(EXERCISE DESCRIPTION):
Copy out all the records, word for word.

Collected data entries:
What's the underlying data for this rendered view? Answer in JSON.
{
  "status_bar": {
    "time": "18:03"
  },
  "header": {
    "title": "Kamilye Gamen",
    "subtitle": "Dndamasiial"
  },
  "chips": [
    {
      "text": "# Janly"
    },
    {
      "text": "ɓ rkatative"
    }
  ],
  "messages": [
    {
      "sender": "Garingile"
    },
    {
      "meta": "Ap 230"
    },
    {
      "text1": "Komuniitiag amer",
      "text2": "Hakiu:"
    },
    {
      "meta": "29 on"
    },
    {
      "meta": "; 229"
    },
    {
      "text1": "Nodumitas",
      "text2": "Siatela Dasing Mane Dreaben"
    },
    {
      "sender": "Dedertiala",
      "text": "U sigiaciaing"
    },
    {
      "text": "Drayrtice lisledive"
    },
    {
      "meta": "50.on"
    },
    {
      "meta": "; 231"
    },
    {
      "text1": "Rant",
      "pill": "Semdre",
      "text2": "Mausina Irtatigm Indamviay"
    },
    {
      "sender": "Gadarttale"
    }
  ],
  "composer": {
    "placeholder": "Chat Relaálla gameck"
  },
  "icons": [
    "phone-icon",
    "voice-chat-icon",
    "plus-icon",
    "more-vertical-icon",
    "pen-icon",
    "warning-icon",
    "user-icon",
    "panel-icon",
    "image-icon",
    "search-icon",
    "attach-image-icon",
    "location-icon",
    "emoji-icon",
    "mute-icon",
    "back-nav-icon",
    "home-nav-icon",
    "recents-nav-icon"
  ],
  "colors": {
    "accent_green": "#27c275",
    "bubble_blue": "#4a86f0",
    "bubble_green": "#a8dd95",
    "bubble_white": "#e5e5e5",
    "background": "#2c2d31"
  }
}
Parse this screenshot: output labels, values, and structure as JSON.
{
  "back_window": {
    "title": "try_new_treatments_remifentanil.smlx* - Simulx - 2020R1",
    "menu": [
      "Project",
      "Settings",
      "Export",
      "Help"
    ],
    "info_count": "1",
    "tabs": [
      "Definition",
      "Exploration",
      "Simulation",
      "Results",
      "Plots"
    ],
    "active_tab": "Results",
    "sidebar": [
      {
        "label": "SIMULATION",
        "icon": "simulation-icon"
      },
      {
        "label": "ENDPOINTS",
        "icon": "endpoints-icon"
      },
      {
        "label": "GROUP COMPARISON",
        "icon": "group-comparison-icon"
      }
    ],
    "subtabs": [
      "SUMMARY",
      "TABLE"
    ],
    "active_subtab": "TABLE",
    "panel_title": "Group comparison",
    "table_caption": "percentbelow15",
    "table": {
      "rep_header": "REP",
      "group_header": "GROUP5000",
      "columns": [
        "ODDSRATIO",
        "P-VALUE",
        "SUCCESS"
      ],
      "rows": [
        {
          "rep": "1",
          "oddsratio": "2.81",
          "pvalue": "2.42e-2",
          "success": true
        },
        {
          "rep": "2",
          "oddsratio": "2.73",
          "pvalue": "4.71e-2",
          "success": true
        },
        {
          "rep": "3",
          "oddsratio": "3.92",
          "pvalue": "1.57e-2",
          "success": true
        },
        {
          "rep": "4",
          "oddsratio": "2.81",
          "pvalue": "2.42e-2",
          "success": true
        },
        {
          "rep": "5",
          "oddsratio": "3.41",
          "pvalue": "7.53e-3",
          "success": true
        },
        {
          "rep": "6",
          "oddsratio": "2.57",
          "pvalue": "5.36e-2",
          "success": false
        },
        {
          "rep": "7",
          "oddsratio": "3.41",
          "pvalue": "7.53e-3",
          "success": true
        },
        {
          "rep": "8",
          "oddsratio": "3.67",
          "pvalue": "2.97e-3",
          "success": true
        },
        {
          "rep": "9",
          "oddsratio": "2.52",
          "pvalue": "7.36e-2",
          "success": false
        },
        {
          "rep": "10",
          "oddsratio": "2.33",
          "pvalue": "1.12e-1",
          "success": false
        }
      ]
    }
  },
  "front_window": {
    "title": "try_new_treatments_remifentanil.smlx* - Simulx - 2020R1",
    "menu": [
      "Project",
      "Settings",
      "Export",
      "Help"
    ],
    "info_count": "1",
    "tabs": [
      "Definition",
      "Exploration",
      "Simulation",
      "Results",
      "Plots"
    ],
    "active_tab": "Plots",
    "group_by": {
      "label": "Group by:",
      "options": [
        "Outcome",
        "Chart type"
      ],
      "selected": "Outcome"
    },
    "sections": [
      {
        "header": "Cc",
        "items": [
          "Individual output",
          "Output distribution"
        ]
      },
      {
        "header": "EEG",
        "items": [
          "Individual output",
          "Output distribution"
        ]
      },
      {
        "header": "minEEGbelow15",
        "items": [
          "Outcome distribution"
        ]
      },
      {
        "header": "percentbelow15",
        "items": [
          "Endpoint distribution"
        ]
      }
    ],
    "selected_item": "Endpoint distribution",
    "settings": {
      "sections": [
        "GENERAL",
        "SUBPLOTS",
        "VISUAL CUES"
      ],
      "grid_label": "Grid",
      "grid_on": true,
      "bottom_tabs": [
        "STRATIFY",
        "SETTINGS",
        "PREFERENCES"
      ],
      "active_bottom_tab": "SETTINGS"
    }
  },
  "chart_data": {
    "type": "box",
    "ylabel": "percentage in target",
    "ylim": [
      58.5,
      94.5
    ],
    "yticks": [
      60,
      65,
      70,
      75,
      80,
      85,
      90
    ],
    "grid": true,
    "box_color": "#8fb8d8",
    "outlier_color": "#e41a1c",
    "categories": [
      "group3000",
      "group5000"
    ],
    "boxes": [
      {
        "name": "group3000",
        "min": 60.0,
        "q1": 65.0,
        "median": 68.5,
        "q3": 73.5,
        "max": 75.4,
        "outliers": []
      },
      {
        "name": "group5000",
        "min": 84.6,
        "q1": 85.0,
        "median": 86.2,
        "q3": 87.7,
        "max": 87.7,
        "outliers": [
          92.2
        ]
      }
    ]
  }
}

(OUTPUT OF THE TASK):
What's the underlying data for this rendered view? Answer in JSON.
{
  "status_bar": {
    "time": "18:03"
  },
  "header": {
    "title": "Kamilye Gamen",
    "subtitle": "Dndamasiial"
  },
  "chips": [
    {
      "text": "# Janly"
    },
    {
      "text": "ɓ rkatative"
    }
  ],
  "messages": [
    {
      "sender": "Garingile"
    },
    {
      "meta": "Ap 230"
    },
    {
      "text1": "Komuniitiag amer",
      "text2": "Hakiu:"
    },
    {
      "meta": "29 on"
    },
    {
      "meta": "; 229"
    },
    {
      "text1": "Nodumitas",
      "text2": "Siatela Dasing Mane Dreaben"
    },
    {
      "sender": "Dedertiala",
      "text": "U sigiaciaing"
    },
    {
      "text": "Drayrtice lisledive"
    },
    {
      "meta": "50.on"
    },
    {
      "meta": "; 231"
    },
    {
      "text1": "Rant",
      "pill": "Semdre",
      "text2": "Mausina Irtatigm Indamviay"
    },
    {
      "sender": "Gadarttale"
    }
  ],
  "composer": {
    "placeholder": "Chat Relaálla gameck"
  },
  "icons": [
    "phone-icon",
    "voice-chat-icon",
    "plus-icon",
    "more-vertical-icon",
    "pen-icon",
    "warning-icon",
    "user-icon",
    "panel-icon",
    "image-icon",
    "search-icon",
    "attach-image-icon",
    "location-icon",
    "emoji-icon",
    "mute-icon",
    "back-nav-icon",
    "home-nav-icon",
    "recents-nav-icon"
  ],
  "colors": {
    "accent_green": "#27c275",
    "bubble_blue": "#4a86f0",
    "bubble_green": "#a8dd95",
    "bubble_white": "#e5e5e5",
    "background": "#2c2d31"
  }
}
Parse this screenshot: output labels, values, and structure as JSON.
{
  "back_window": {
    "title": "try_new_treatments_remifentanil.smlx* - Simulx - 2020R1",
    "menu": [
      "Project",
      "Settings",
      "Export",
      "Help"
    ],
    "info_count": "1",
    "tabs": [
      "Definition",
      "Exploration",
      "Simulation",
      "Results",
      "Plots"
    ],
    "active_tab": "Results",
    "sidebar": [
      {
        "label": "SIMULATION",
        "icon": "simulation-icon"
      },
      {
        "label": "ENDPOINTS",
        "icon": "endpoints-icon"
      },
      {
        "label": "GROUP COMPARISON",
        "icon": "group-comparison-icon"
      }
    ],
    "subtabs": [
      "SUMMARY",
      "TABLE"
    ],
    "active_subtab": "TABLE",
    "panel_title": "Group comparison",
    "table_caption": "percentbelow15",
    "table": {
      "rep_header": "REP",
      "group_header": "GROUP5000",
      "columns": [
        "ODDSRATIO",
        "P-VALUE",
        "SUCCESS"
      ],
      "rows": [
        {
          "rep": "1",
          "oddsratio": "2.81",
          "pvalue": "2.42e-2",
          "success": true
        },
        {
          "rep": "2",
          "oddsratio": "2.73",
          "pvalue": "4.71e-2",
          "success": true
        },
        {
          "rep": "3",
          "oddsratio": "3.92",
          "pvalue": "1.57e-2",
          "success": true
        },
        {
          "rep": "4",
          "oddsratio": "2.81",
          "pvalue": "2.42e-2",
          "success": true
        },
        {
          "rep": "5",
          "oddsratio": "3.41",
          "pvalue": "7.53e-3",
          "success": true
        },
        {
          "rep": "6",
          "oddsratio": "2.57",
          "pvalue": "5.36e-2",
          "success": false
        },
        {
          "rep": "7",
          "oddsratio": "3.41",
          "pvalue": "7.53e-3",
          "success": true
        },
        {
          "rep": "8",
          "oddsratio": "3.67",
          "pvalue": "2.97e-3",
          "success": true
        },
        {
          "rep": "9",
          "oddsratio": "2.52",
          "pvalue": "7.36e-2",
          "success": false
        },
        {
          "rep": "10",
          "oddsratio": "2.33",
          "pvalue": "1.12e-1",
          "success": false
        }
      ]
    }
  },
  "front_window": {
    "title": "try_new_treatments_remifentanil.smlx* - Simulx - 2020R1",
    "menu": [
      "Project",
      "Settings",
      "Export",
      "Help"
    ],
    "info_count": "1",
    "tabs": [
      "Definition",
      "Exploration",
      "Simulation",
      "Results",
      "Plots"
    ],
    "active_tab": "Plots",
    "group_by": {
      "label": "Group by:",
      "options": [
        "Outcome",
        "Chart type"
      ],
      "selected": "Outcome"
    },
    "sections": [
      {
        "header": "Cc",
        "items": [
          "Individual output",
          "Output distribution"
        ]
      },
      {
        "header": "EEG",
        "items": [
          "Individual output",
          "Output distribution"
        ]
      },
      {
        "header": "minEEGbelow15",
        "items": [
          "Outcome distribution"
        ]
      },
      {
        "header": "percentbelow15",
        "items": [
          "Endpoint distribution"
        ]
      }
    ],
    "selected_item": "Endpoint distribution",
    "settings": {
      "sections": [
        "GENERAL",
        "SUBPLOTS",
        "VISUAL CUES"
      ],
      "grid_label": "Grid",
      "grid_on": true,
      "bottom_tabs": [
        "STRATIFY",
        "SETTINGS",
        "PREFERENCES"
      ],
      "active_bottom_tab": "SETTINGS"
    }
  },
  "chart_data": {
    "type": "box",
    "ylabel": "percentage in target",
    "ylim": [
      58.5,
      94.5
    ],
    "yticks": [
      60,
      65,
      70,
      75,
      80,
      85,
      90
    ],
    "grid": true,
    "box_color": "#8fb8d8",
    "outlier_color": "#e41a1c",
    "categories": [
      "group3000",
      "group5000"
    ],
    "boxes": [
      {
        "name": "group3000",
        "min": 60.0,
        "q1": 65.0,
        "median": 68.5,
        "q3": 73.5,
        "max": 75.4,
        "outliers": []
      },
      {
        "name": "group5000",
        "min": 84.6,
        "q1": 85.0,
        "median": 86.2,
        "q3": 87.7,
        "max": 87.7,
        "outliers": [
          92.2
        ]
      }
    ]
  }
}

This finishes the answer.